Senate Republican leaders yesterday appointed two of Congress's most outspoken antiabortion members to the Senate Judiciary Committee, which is bracing for potentially bruising hearings on nominations to the Supreme Court.
Sen. Sam Brownback (R-Kan.) and Sen.-elect Tom Coburn (R-Okla.) will join the panel's eight returning Republicans next month, assuming the Republican Conference follows tradition and approves the leadership's committee assignments for all 55 GOP senators. The breakdown of Judiciary will be 10 Republicans and eight Democrats.
With Chief Justice William H. Rehnquist, 80, fighting cancer, and three other justices in their seventies or eighties, many lawmakers expect that President Bush will fill the Supreme Court's first vacancies in more than a decade. Battles over judicial nominations, which are subject to Senate approval, begin in Judiciary. The panel holds hearings and votes on whether to recommend confirmation by the full chamber.
Abortion is certain to be a focus of debate for any nominee to the high court, which for three decades has upheld the Roe v. Wade decision that legalized the procedure nationwide. While Coburn and Brownback will be the committee's newest Republicans, their records suggest they may rank among the most outspoken on abortion.
Coburn, an obstetrician, has advocated the death penalty for doctors who perform abortions. Last year, Brownback introduced the Unborn Child Pain Awareness Act, which would have required a woman seeking an abortion to be told that the fetus might feel pain and that it could be given an anesthetic.

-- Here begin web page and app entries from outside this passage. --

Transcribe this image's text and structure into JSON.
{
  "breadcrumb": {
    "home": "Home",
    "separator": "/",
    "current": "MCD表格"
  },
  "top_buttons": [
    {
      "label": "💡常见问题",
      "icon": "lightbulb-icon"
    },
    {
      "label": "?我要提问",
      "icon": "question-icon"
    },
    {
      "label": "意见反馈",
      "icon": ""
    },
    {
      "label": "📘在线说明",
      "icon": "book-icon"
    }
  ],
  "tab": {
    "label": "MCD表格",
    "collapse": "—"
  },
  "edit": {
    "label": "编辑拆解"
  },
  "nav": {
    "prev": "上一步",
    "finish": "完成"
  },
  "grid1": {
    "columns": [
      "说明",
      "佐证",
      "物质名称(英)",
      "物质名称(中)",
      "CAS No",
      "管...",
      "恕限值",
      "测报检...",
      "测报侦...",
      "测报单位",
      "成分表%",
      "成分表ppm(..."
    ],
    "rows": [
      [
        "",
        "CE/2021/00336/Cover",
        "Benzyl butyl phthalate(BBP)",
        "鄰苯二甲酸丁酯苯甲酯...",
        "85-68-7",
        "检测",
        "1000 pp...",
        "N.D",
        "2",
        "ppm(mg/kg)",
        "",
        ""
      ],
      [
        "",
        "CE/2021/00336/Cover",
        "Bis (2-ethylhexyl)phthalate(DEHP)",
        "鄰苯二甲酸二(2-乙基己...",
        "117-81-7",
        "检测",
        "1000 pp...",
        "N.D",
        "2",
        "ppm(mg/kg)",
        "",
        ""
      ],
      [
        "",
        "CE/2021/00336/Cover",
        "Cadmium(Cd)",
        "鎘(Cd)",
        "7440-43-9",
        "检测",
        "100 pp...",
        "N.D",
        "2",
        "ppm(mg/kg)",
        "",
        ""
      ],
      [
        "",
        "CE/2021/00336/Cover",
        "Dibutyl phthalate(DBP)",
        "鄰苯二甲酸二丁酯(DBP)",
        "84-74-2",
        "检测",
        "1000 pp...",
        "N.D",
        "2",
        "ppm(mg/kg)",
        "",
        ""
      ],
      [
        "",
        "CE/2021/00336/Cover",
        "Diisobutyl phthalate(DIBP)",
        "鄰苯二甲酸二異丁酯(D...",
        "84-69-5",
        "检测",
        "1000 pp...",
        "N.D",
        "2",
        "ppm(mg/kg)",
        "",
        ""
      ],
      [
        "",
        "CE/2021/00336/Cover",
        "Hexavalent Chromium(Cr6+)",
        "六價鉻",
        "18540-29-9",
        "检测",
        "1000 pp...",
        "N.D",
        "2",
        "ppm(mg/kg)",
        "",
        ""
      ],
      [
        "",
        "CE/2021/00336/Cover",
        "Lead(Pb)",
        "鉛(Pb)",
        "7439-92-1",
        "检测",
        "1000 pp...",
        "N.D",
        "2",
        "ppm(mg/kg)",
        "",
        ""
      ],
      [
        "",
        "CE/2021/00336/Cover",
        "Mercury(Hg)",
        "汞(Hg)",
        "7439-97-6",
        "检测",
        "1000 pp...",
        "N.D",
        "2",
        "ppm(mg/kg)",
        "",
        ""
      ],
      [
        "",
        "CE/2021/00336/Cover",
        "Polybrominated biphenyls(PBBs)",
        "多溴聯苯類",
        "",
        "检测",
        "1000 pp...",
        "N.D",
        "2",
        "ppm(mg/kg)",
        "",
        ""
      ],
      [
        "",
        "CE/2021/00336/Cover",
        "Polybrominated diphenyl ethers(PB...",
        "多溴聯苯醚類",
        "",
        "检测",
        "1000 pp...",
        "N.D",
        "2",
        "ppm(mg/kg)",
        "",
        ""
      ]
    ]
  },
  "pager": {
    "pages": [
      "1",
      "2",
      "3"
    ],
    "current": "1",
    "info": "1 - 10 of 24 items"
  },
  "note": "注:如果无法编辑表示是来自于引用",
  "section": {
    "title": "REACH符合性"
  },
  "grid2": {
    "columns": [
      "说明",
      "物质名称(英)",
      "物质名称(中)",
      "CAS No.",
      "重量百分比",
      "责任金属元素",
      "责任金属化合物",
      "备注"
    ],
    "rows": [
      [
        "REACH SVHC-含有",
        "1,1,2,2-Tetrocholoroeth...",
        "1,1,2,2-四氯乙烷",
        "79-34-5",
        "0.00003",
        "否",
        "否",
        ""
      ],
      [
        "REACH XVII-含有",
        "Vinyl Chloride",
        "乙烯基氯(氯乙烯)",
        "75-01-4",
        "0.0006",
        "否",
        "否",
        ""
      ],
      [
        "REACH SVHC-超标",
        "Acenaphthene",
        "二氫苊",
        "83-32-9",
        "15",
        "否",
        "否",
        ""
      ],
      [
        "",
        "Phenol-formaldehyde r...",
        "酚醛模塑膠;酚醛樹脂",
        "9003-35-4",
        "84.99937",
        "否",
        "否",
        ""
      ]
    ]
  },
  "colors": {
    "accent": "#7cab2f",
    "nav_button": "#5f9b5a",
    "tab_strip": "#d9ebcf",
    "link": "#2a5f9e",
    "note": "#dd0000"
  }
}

Antiabortion groups hailed yesterday's appointments, while advocates of keeping abortion legal expressed dismay. "The color code for potential threats to the Constitution just went from orange to red," said Ralph G. Neas of People for the American Way. "It's hard to believe the Judiciary Committee could go any farther to the right, but it just did."
Nancy Keenan, president of NARAL Pro-Choice America, said: "It appears the far right is massing troops on the border of Roe v. Wade."
Conservative groups see it differently. "I'm very pleased with it, obviously," said Jay Sekulow, chief counsel of the American Center for Law and Justice. "Sam Brownback and Tom Coburn are friends of ours."
The Judiciary Committee occasionally holds fiercely contested hearings, such as the 1991 showdown between Clarence Thomas and lawyer Anita Hill, who accused him of sexual harassment. Thomas was confirmed for the Supreme Court.
The committee's new chairman, Arlen Specter (R-Pa.), angered some fellow Republicans last month when he suggested Bush might have difficulty winning confirmation of judges who oppose abortion rights. Specter kept his post by pledging to move promptly to send Bush's nominations to the Senate floor.
"I'm sure Senators Brownback and Coburn will ably assist Chairman Specter in that task," Sekulow said yesterday.
Brownback and Coburn replace Sens. Larry E. Craig (Idaho) and Saxby Chambliss (Ga.), who will shift to other committees. Craig and Chambliss are solid conservatives but are not as focused on abortion as their replacements are. Democrats, who lost four net Senate seats last month, will not replace the retiring Sen. John Edwards (N.C.) on the committee. Their eight remaining members will stay on the panel.
In other Republican assignments announced yesterday, Chambliss will chair the Agriculture Committee, Thad Cochran (Miss.) will chair Appropriations and Pat Roberts (Kan.) will remain as head of the intelligence committee. Ted Stevens (Alaska) will chair the Commerce Committee, and John McCain (Ariz.) will chair Indian Affairs. The changes generally were prompted by the GOP's self-imposed term limits for chairmen.